Muzzling teachers on Facebook
Missouri law illustrated dangers of chipping away at speech with a meat-ax instead of a scalpel.
The National Law Journal
With class sizes burgeoning and many youngsters remaining anonymous to their teachers, one might think that efforts by teachers to enhance communication with pupils would be applauded. Instead, school authorities and, more recently, legislators are casting a wary eye on such practices as teacher-student “friending” on Facebook. Although some view Internet social media as ideal forums for instructors and students to connect positively, others regard them as havens for would-be child predators — wolves masquerading as educators, who inveigle kids into inappropriate and at times even illegal relationships. Proper concern about young people's safety (perhaps coupled with public hysteria and officials’ fear of liability for Web-based misconduct) have led to crackdowns on teachers’ use of Facebook, Twitter, MySpace and similar popular Web sites. Missouri's misadventure with the first statewide law in this area furnishes a warning of the dangers of chipping away at speech with a meat-ax instead of a fine-honed scalpel.
Passed by an overwhelming margin during the summer, the Amy Hestir Student Protection Act was slated to take effect on Aug. 28. Some of its features were unexceptionable: for instance, a salutary requirement that school districts share information about sexually abusive teachers, which allowed for lawsuits when failure to do so resulted in additional offenses.
Others were less benign, however. The most disquieting portion read: “No teacher shall establish, maintain, or use a non-work-related internet site which allows exclusive access with a current or former student.” (A confusing second sentence added that the ban should not be construed to “prohibit…a teacher from establishing a nonwork-related internet site, provided the site is used in accordance with this section.”) The statute defined “[f]ormer student” as any person who once attended the teacher’s school, is 18 or younger, and has not graduated. “Exclusive access” referred to limiting of information to people authorized by the owner. Interestingly, these provisions had nothing to do with Amy Hestir, the poster child of the eponymous law, who had been seduced by a teacher in the mid-1980s — two decades before the emergence of social-networking sites.

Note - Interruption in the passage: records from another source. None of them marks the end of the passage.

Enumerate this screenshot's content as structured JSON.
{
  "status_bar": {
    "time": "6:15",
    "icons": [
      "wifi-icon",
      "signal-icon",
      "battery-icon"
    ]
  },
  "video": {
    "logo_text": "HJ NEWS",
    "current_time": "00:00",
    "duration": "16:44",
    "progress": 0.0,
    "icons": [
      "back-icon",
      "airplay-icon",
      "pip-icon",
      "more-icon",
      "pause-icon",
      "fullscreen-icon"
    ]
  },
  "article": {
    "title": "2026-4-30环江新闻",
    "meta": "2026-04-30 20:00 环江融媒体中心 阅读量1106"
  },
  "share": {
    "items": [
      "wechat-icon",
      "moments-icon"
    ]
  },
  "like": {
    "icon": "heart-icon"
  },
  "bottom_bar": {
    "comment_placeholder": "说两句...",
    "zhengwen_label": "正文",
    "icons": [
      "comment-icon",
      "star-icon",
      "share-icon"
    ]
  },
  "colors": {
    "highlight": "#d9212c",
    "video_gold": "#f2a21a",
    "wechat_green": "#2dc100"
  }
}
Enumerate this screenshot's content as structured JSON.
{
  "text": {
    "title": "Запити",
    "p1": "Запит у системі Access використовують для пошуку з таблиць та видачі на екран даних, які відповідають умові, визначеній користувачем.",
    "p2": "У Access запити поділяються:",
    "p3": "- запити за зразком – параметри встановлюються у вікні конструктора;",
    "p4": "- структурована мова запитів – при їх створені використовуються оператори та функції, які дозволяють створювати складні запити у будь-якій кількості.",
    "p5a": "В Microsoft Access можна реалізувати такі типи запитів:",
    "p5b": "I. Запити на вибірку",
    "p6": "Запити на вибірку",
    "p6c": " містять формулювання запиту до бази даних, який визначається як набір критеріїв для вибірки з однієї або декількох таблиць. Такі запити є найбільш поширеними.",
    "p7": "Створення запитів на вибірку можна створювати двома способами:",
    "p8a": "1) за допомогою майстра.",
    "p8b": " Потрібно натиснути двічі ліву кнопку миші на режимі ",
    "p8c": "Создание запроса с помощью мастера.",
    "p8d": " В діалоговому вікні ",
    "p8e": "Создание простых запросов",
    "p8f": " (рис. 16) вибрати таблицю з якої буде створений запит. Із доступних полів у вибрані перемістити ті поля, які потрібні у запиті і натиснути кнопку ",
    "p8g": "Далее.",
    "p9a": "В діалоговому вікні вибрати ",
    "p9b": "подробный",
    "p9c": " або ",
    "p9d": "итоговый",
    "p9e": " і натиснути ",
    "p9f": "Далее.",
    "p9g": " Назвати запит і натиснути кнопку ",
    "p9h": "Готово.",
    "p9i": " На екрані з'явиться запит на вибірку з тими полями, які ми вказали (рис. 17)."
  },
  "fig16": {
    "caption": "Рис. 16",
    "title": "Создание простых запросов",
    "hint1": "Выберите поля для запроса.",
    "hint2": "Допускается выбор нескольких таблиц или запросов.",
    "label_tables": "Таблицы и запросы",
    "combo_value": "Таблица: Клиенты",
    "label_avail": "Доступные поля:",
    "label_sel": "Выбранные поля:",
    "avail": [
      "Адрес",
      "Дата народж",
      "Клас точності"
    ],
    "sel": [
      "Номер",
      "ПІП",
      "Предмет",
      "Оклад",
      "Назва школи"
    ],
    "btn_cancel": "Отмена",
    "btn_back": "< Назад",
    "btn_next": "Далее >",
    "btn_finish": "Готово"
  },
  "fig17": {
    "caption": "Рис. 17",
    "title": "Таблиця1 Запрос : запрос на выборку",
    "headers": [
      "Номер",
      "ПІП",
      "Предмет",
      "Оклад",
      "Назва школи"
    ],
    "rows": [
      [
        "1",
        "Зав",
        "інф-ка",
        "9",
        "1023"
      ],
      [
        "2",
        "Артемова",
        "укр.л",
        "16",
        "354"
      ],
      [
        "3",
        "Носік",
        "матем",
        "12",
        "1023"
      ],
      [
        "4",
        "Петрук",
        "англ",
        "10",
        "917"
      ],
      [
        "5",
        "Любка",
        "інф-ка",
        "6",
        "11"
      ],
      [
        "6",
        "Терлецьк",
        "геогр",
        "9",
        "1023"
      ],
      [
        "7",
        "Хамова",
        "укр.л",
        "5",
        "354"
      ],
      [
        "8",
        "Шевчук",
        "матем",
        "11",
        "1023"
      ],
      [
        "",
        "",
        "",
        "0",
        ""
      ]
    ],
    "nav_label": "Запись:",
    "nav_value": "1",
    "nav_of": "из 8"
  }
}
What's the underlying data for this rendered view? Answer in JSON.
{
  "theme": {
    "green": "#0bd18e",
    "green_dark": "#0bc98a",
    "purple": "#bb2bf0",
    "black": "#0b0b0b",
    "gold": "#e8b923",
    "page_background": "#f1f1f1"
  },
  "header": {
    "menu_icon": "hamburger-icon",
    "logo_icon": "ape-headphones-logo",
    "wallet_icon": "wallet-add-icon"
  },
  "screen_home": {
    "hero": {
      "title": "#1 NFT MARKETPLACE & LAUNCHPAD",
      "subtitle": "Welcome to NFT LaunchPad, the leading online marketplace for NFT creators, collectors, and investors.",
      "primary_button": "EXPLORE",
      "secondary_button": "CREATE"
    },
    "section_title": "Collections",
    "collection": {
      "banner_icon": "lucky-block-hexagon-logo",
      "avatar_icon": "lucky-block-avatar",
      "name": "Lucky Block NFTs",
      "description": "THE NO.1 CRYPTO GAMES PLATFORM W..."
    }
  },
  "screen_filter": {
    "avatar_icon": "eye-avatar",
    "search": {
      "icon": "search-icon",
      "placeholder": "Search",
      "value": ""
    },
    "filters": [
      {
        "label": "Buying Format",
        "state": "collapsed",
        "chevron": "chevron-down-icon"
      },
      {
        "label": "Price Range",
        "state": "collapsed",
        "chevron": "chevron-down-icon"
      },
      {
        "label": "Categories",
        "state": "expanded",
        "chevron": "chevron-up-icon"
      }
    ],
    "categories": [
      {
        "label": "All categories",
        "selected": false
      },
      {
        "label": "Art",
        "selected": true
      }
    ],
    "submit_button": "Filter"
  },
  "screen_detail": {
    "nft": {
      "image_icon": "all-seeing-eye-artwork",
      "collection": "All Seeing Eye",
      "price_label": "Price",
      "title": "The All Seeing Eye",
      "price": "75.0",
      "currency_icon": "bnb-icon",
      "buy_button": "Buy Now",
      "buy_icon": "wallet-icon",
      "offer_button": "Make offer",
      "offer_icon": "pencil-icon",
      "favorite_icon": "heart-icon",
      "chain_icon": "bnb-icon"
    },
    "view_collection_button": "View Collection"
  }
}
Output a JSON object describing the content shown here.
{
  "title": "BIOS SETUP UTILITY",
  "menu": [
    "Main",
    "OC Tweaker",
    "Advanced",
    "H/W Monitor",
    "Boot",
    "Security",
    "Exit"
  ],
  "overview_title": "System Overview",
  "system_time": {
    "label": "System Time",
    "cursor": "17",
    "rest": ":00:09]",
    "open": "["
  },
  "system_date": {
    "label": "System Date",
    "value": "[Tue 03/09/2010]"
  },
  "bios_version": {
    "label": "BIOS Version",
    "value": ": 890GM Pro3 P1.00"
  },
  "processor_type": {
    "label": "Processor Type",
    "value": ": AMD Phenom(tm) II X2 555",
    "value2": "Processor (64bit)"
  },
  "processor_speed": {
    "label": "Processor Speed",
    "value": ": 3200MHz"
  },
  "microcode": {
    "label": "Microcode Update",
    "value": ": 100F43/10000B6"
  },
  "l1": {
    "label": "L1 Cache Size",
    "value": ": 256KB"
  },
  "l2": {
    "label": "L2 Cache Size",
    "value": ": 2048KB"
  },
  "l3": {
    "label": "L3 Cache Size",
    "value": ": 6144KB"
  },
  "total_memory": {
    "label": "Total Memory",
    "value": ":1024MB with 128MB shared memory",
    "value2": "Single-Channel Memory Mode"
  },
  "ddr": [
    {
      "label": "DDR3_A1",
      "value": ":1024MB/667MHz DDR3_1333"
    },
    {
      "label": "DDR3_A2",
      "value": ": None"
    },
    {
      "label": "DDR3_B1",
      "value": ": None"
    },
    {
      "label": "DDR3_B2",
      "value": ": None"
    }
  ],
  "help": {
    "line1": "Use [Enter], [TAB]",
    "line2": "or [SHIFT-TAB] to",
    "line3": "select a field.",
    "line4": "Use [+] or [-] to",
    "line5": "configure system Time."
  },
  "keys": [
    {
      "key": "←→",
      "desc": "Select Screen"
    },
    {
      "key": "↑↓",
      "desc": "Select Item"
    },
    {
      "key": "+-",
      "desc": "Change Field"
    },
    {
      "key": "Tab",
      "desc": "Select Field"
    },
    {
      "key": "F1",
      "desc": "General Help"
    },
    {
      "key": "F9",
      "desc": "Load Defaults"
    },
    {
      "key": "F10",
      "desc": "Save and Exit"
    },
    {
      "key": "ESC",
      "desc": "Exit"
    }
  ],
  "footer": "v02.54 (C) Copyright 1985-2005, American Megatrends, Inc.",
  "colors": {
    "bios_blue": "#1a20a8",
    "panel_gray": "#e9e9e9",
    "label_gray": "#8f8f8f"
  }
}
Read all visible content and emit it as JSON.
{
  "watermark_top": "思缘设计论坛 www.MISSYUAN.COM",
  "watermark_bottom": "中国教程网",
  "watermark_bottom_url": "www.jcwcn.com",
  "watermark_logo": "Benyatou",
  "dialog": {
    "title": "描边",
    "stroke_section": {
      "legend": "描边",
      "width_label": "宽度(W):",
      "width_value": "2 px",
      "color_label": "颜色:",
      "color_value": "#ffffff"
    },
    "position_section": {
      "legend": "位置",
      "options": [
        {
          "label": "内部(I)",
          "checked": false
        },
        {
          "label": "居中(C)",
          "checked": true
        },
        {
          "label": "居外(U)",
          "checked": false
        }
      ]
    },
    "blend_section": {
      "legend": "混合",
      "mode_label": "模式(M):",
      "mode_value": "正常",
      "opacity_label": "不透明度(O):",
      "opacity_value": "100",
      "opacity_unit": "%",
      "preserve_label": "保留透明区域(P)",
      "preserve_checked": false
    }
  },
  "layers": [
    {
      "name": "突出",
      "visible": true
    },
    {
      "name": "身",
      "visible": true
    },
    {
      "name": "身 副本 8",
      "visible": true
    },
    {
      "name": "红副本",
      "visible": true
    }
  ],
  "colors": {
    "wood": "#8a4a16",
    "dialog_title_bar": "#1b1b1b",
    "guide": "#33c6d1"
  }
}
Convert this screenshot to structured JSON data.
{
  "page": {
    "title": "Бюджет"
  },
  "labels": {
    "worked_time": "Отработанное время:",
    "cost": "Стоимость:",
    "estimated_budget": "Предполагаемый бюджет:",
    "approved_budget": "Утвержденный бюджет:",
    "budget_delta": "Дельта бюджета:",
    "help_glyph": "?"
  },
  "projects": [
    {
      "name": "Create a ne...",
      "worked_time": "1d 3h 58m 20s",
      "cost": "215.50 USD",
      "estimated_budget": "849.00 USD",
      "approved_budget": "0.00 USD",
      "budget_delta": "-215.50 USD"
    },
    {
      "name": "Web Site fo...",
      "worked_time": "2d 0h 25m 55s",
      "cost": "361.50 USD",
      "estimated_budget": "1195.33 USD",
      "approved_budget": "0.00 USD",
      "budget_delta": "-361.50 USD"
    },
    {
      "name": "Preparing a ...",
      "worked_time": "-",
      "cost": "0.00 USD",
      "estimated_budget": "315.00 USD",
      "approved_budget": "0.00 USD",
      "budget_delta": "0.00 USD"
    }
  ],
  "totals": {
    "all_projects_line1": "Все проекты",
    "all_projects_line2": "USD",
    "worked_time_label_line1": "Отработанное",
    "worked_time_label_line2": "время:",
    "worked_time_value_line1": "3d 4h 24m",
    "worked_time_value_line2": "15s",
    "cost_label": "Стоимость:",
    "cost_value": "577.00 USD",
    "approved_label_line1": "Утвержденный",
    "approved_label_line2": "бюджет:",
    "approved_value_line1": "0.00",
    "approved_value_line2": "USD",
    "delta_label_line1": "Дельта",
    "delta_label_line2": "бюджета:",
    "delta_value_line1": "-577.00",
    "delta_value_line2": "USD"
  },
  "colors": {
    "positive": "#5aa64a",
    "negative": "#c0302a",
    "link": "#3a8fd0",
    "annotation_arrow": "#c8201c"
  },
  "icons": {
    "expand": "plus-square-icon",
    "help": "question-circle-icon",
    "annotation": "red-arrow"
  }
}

On its face, the act appeared to bar a teacher from having any personal Web site regardless whether students employed it, exclusively or not, since Internet social media generally offer the option of privacy settings. A less draconian interpretation, based on the “used in accordance” proviso, might have permitted Facebook accounts so long as teachers actually denied nonpublic entree to pupils. But at least one district announced that it would interpret the law even to forbid communication between a teacher and her own children who met the definition of students! Thus, teachers could hardly rely on administrators to take a common-sense view of the act.
Believing its members should not have to choose between self-censorship and possible discipline or loss of license, the Missouri State Teachers Association sued to enjoin implementation of the troubling language, claiming that it was overbroad, vague and an impermissible prior restraint. On Aug. 26, citing the “staggering” breadth of the law and its chilling effect on legitimate speech, Circuit Judge Jon E. Beetem granted a preliminary injunction. On Oct. 19, the governor signed a bill (again, overwhelmingly passed) repealing the offending provisions. But against his wishes the legislature required school districts to come up with their own policies on appropriate use by teachers and students of the electronic media.
Passing the buck downward is unlikely to improve matters. More likely, this approach will only give myriad districts — Missouri alone has more than 500 — a local option on the First Amendment. A better strategy would be to enact an improved state law. Narrower and clearer limitations would probably survive constitutional scrutiny. For example, restricting Internet contact between teachers and students, other than their own children, to school-approved, work-related sites might well pass muster. Under the Pickering-Connick-Garcetti test governing speech by public employees, such regulation would be proper since teacher-pupil fraternization does not involve matters of public concern. (The result under a variant of the Tinker-Hazelwood standards applicable to student speech, which some courts have employed in this area, is less certain as it is more protective of speech.)
Yet a policy’s possible validity does not settle its advisability. Teens prefer “one-stop” shopping: They will visit their own and their friends’, or teacher-friends’, sites and probably ignore the school’s. Moreover, students might well seek needed help from teachers, guidance on anything from homework to bullying or problems at home, in a private Internet setting when they would not do so in person, on a Facebook “wall,” or — needless to say — on a school Web page. Do we really want to bar all such communication? Although the technology may be new, the basic problem remains the same: Should we outlaw much “good speech” as the price of preventing “bad speech”?